# Exercise:
An exact copy of the data is required, with no pictures in it.

BEGIN

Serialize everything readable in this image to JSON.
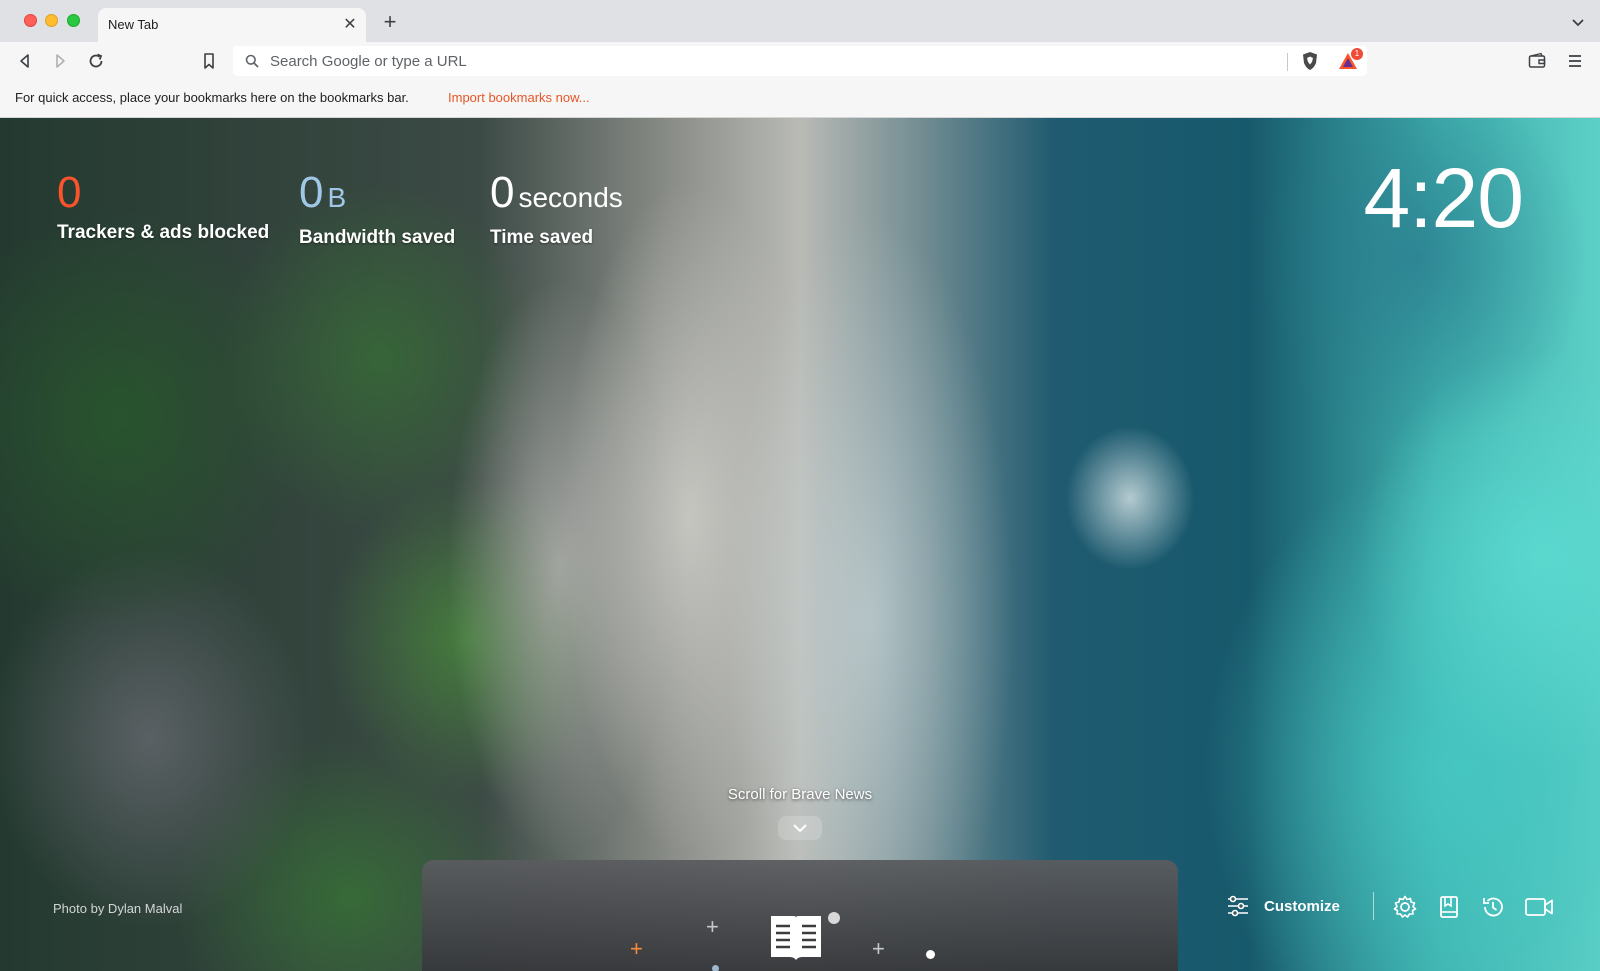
{
  "window": {
    "tabs": [
      {
        "title": "New Tab"
      }
    ]
  },
  "toolbar": {
    "omnibox_placeholder": "Search Google or type a URL",
    "rewards_badge": "1"
  },
  "bookmarks_bar": {
    "message": "For quick access, place your bookmarks here on the bookmarks bar.",
    "import_link": "Import bookmarks now..."
  },
  "stats": {
    "trackers": {
      "value": "0",
      "label": "Trackers & ads blocked"
    },
    "bandwidth": {
      "value": "0",
      "unit": "B",
      "label": "Bandwidth saved"
    },
    "time": {
      "value": "0",
      "unit": "seconds",
      "label": "Time saved"
    }
  },
  "clock": {
    "time": "4:20"
  },
  "news": {
    "scroll_label": "Scroll for Brave News"
  },
  "photo_credit": "Photo by Dylan Malval",
  "controls": {
    "customize_label": "Customize"
  },
  "colors": {
    "brave_orange": "#fb542b",
    "link_orange": "#e65627",
    "bandwidth_blue": "#a0c8e6"
  },
  "icons": [
    "back-icon",
    "forward-icon",
    "reload-icon",
    "bookmark-icon",
    "search-icon",
    "brave-shield-icon",
    "brave-rewards-icon",
    "wallet-icon",
    "menu-icon",
    "customize-sliders-icon",
    "settings-gear-icon",
    "bookmarks-icon",
    "history-icon",
    "video-camera-icon"
  ]
}
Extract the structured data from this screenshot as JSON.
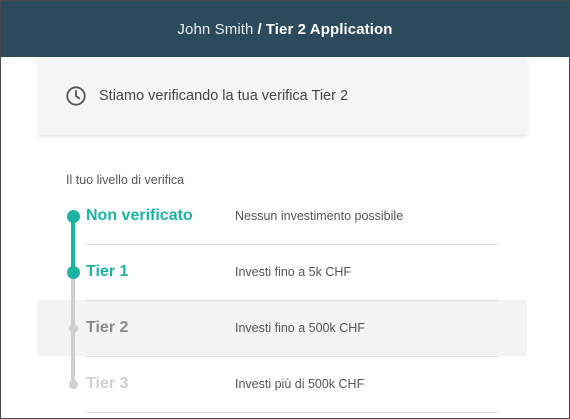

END

# Response box:
Serialize everything readable in this image to JSON.
{
  "window": {
    "tabs": [
      {
        "title": "New Tab"
      }
    ]
  },
  "toolbar": {
    "omnibox_placeholder": "Search Google or type a URL",
    "rewards_badge": "1"
  },
  "bookmarks_bar": {
    "message": "For quick access, place your bookmarks here on the bookmarks bar.",
    "import_link": "Import bookmarks now..."
  },
  "stats": {
    "trackers": {
      "value": "0",
      "label": "Trackers & ads blocked"
    },
    "bandwidth": {
      "value": "0",
      "unit": "B",
      "label": "Bandwidth saved"
    },
    "time": {
      "value": "0",
      "unit": "seconds",
      "label": "Time saved"
    }
  },
  "clock": {
    "time": "4:20"
  },
  "news": {
    "scroll_label": "Scroll for Brave News"
  },
  "photo_credit": "Photo by Dylan Malval",
  "controls": {
    "customize_label": "Customize"
  },
  "colors": {
    "brave_orange": "#fb542b",
    "link_orange": "#e65627",
    "bandwidth_blue": "#a0c8e6"
  },
  "icons": [
    "back-icon",
    "forward-icon",
    "reload-icon",
    "bookmark-icon",
    "search-icon",
    "brave-shield-icon",
    "brave-rewards-icon",
    "wallet-icon",
    "menu-icon",
    "customize-sliders-icon",
    "settings-gear-icon",
    "bookmarks-icon",
    "history-icon",
    "video-camera-icon"
  ]
}
Extract the structured data from this screenshot as JSON.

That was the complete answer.